The vice-knight-commander visibly trembled. “You… have captured humans?”
William shrugged, “I trust you can agree that is much preferable to killing them, would you not? We don’t need to go over all of their names at the moment, but we thought we might list a few. If you would?”
Lorelei’s voice came through the phone, “Jeffrey Bauer… Jiang Huan…” She continued to read off of a list some of those they knew were more important. They’d only been taking prisoners for the last few years, as that part of the plan hadn’t been developed before. It was difficult to keep prisoners of import since they were strong, but some of the lords more sympathetic to diplomacy had helped with the process.
The knight carefully licked his lips. “Is there a… Nicholas Leone?”
“Ah… let me look.”
While Lorelei did that, William asked some questions, “Do you know the last battle he was in?”
“It should have been to the west… a year and a half ago.”
After a few more moments, Lorelei’s voice came through. “The list doesn’t have anyone by that name.”
William quickly interjected, “I see. If we don’t have his name on the list, it’s not without hope. Many of the prisoners were reluctant to give their names. We can ask around to see if we can find him… and some others.” William didn’t mention the other possibilities, such as him being dead already.
The negotiations stretched over several days, but that was to be expected. William was actually surprised at how expedient everything was. It helped immensely that the representatives from Ustil seemed to go along with whatever he said. He tried to avoid pushing that too far, though. Meanwhile, the pair from Liaoyang were simultaneously intimidated and respectful. William understood that he’d come very close to completely ruining the peace talks with his display, but it had paid off.
Of course, nothing would have worked if people hadn’t been receptive to the idea of peace to begin with. Since it was the first real negotiation between humans and gevai in most of recorded history, William thought it had gone rather well. It helped significantly that the rest of the gevai lords weren’t physically present, as some of the things they said wouldn’t have gone over well… but weren’t in the languages humans spoke. The ones who did speak human languages were more reasonable for the most part.
The biggest sticking point was reparations. Of course the gevai lords wanted repayment for damages that had happened to their lands or armies, but it was already almost the limit just to have the humans withdraw. William shook his head. People were insane, because even though both sides wanted peace, they still wouldn’t agree easily.

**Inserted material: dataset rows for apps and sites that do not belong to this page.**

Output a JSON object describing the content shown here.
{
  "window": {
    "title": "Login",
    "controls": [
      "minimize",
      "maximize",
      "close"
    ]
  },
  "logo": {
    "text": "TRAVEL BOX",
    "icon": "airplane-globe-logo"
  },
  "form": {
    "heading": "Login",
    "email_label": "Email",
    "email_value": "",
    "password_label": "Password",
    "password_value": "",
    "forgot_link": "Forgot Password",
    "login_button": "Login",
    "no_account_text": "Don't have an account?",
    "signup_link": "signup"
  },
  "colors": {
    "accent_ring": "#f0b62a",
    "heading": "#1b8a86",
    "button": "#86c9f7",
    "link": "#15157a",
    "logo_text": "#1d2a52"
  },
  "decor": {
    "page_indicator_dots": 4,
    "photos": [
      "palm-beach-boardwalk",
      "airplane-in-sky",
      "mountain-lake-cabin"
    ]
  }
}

The captives were very useful, because they not only brought about a sense of goodwill, they could also be exchanged for some of the reparations that the gevai lords sought. They were the ones who were more on the fence, so they did need some material goods to convince them… even though the humans could have just withdrawn and that would have been the end of it.
Once the negotiations were almost over, there were several more days of writing out the details in multiple languages. Each country got a copy in every language, and every version was combed over to make sure it read the same in each language, to the limits of what could be said anyway. William also made a version in the gevai language, though it wasn’t an official document since none of the humans spoke gevai.
After that, it was the tedious process of sending out messages on both sides. The fighting had already ceased some time prior. They also released the first wave of hostages, as a sign of good faith. The rest would be released in various groups, with the final group being released upon the total removal of human forces from gevai lands. The humans weren’t terribly happy about waiting for some of them, but upon seeing the (relatively) good condition of the prisoners, they didn’t complain much. The prisoners were fed enough to keep them relatively healthy, and they were unharmed, but some of them required significant restraints for the sake of security.
One interesting result of the negotiations surprised William, though it should have been seen as an inevitable consequence. The head envoy from Ustil chose to stay in gevai territory in a permanent fashion. The other nations promised to send envoys as well, but the current representatives weren’t available for a long term position. Of course, William offered to send a gevai to each human country as well, though he had no idea who it would be… or if that would even be possible in Eclea. They remained silent on the matter… which was reasonable enough for William.
William was glad that only the envoy from Ustil stayed right away. The whole plan he was involved with had just begun, and he didn’t want humans getting any ideas. Specifically, he didn’t want them to change their mind and decide to attack the gevai… while they were busy having a civil war.
Did William want a civil war? Absolutely not. Was it going to happen anyway? Almost certainly. If possible, William would just kill all of the old lords… but he doubted they would just fight him one-on-one until he killed them all, if that was even possible. If he was actually winning, they would find some excuse not to fight him individually. After all, their lives and personal power were their primary concerns… not the lives of others. Thus, they would use armies, and they would fight William and the other lords who didn’t see any point in trying to wipe out the humans. Then, it would be a civil war.
William had plans to reduce the numbers of deaths of regular soldiers, but they weren’t perfect. He couldn’t just convince them not to fight with the promise that no harm would come to them. It was true, and he just wanted to kill the lords, but they wouldn’t necessarily believe him. Some of them would be truly loyal to their lords, others would fear the lords they served more than him. Likewise, he couldn’t bet on the lords on his side going to all of the trouble of making sure the common gevai life was not thrown away. Thus, there would inevitably be casualties.